--- START ---

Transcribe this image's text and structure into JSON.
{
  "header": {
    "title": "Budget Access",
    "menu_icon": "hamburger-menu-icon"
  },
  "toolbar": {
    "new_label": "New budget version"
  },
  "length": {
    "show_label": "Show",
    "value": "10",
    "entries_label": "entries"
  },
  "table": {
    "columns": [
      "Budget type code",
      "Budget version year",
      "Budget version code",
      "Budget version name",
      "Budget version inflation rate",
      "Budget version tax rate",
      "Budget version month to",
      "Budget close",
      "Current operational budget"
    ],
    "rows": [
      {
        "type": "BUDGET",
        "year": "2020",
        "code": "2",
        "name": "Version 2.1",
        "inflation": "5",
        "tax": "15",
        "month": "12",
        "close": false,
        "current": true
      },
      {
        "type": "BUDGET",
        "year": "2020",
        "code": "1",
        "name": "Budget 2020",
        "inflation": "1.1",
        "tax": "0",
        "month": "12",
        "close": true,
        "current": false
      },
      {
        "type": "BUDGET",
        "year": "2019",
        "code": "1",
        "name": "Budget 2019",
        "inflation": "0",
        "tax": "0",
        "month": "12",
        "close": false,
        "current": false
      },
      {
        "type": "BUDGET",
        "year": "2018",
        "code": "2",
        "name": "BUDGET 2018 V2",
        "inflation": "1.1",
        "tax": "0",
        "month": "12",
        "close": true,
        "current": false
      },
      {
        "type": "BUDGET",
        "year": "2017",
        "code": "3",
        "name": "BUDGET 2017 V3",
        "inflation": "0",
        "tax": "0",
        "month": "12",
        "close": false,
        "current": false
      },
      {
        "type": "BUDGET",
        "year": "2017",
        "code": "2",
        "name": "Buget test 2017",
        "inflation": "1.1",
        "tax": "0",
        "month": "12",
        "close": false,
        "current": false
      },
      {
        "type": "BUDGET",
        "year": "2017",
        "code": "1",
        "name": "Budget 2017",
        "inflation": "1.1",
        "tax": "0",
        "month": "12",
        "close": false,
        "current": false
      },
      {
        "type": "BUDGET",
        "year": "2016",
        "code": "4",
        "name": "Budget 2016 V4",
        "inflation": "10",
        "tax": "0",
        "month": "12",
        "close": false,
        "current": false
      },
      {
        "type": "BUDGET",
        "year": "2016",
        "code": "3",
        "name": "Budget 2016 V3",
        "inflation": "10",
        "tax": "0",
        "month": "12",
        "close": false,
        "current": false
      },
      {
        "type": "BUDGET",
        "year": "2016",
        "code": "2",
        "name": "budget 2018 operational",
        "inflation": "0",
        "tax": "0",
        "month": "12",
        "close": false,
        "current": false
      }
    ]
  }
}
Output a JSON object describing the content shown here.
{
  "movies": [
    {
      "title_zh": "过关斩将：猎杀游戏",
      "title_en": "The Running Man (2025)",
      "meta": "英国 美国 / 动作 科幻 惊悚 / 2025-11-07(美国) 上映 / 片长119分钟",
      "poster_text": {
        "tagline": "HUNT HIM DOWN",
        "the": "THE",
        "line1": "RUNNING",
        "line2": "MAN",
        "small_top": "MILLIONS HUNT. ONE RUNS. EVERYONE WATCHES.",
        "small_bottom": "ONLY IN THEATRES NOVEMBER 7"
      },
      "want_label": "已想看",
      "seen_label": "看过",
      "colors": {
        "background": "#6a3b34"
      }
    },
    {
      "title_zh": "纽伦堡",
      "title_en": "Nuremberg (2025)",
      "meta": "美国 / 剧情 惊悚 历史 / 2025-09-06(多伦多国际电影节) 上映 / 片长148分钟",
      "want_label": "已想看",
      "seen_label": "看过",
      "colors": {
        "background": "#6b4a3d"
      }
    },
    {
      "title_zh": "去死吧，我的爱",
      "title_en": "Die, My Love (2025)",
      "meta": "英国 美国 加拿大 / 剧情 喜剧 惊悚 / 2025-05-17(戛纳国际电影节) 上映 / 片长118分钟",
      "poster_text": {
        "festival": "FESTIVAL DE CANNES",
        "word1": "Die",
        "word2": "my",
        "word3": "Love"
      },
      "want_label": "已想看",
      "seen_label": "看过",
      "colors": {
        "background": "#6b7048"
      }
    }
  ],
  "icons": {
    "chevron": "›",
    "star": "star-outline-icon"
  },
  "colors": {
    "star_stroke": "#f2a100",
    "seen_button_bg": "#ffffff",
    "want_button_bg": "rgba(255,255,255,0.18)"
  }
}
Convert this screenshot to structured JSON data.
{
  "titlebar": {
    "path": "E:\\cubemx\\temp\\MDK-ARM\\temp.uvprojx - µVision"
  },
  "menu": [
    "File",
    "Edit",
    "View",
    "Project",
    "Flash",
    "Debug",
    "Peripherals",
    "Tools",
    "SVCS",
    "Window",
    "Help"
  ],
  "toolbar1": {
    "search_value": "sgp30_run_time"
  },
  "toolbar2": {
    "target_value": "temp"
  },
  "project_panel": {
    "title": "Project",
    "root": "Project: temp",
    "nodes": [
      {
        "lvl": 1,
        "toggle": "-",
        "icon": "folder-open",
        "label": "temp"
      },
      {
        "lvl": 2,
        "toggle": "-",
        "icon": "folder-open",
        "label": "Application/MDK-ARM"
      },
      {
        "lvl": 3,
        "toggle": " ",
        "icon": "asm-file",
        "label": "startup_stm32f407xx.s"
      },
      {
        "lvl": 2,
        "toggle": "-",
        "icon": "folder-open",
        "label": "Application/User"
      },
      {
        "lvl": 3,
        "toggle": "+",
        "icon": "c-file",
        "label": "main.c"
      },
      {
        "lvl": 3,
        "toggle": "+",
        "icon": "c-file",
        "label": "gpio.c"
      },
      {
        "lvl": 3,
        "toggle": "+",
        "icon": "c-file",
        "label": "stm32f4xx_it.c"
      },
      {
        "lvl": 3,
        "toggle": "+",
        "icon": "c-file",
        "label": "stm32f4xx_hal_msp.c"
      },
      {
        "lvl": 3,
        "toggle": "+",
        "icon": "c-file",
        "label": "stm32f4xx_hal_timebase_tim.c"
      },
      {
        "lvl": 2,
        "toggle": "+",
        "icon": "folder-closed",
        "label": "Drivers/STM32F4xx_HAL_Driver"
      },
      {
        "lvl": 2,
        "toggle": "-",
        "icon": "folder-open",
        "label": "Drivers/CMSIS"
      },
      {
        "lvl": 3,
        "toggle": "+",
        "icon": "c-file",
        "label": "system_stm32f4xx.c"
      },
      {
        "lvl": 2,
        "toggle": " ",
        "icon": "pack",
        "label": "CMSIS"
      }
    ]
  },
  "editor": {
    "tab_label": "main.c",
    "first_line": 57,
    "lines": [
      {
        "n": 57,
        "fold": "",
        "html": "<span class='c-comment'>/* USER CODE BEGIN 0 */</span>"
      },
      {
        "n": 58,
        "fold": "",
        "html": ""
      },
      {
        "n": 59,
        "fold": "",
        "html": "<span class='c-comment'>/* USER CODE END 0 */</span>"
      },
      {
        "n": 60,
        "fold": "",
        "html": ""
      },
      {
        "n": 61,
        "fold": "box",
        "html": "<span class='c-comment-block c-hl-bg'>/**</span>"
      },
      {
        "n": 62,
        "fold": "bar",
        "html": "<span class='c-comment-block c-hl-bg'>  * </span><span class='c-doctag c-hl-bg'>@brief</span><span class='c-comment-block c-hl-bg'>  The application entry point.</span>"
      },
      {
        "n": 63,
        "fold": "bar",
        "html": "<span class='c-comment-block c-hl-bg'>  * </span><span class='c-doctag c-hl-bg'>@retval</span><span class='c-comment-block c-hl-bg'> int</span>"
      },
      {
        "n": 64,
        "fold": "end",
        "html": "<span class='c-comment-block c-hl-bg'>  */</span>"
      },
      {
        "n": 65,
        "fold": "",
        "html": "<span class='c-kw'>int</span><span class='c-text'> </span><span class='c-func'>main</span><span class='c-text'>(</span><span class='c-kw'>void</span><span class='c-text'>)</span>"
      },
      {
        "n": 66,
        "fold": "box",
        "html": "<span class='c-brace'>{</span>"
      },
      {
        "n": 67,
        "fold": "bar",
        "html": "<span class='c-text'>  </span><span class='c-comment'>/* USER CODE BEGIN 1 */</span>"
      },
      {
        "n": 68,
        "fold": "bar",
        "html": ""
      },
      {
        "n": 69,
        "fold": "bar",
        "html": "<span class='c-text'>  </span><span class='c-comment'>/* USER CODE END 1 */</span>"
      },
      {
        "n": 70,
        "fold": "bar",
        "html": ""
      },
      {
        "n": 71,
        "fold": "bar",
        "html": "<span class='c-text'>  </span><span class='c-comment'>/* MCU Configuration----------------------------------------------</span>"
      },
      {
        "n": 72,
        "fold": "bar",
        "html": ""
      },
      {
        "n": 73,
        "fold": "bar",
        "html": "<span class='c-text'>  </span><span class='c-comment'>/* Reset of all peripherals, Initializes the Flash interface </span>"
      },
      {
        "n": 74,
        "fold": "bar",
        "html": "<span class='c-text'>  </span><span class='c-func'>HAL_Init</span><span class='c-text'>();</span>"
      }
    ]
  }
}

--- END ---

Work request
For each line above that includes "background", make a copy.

Written response
        "background": "#6a3b34"
        "background": "#6b4a3d"
        "background": "#6b7048"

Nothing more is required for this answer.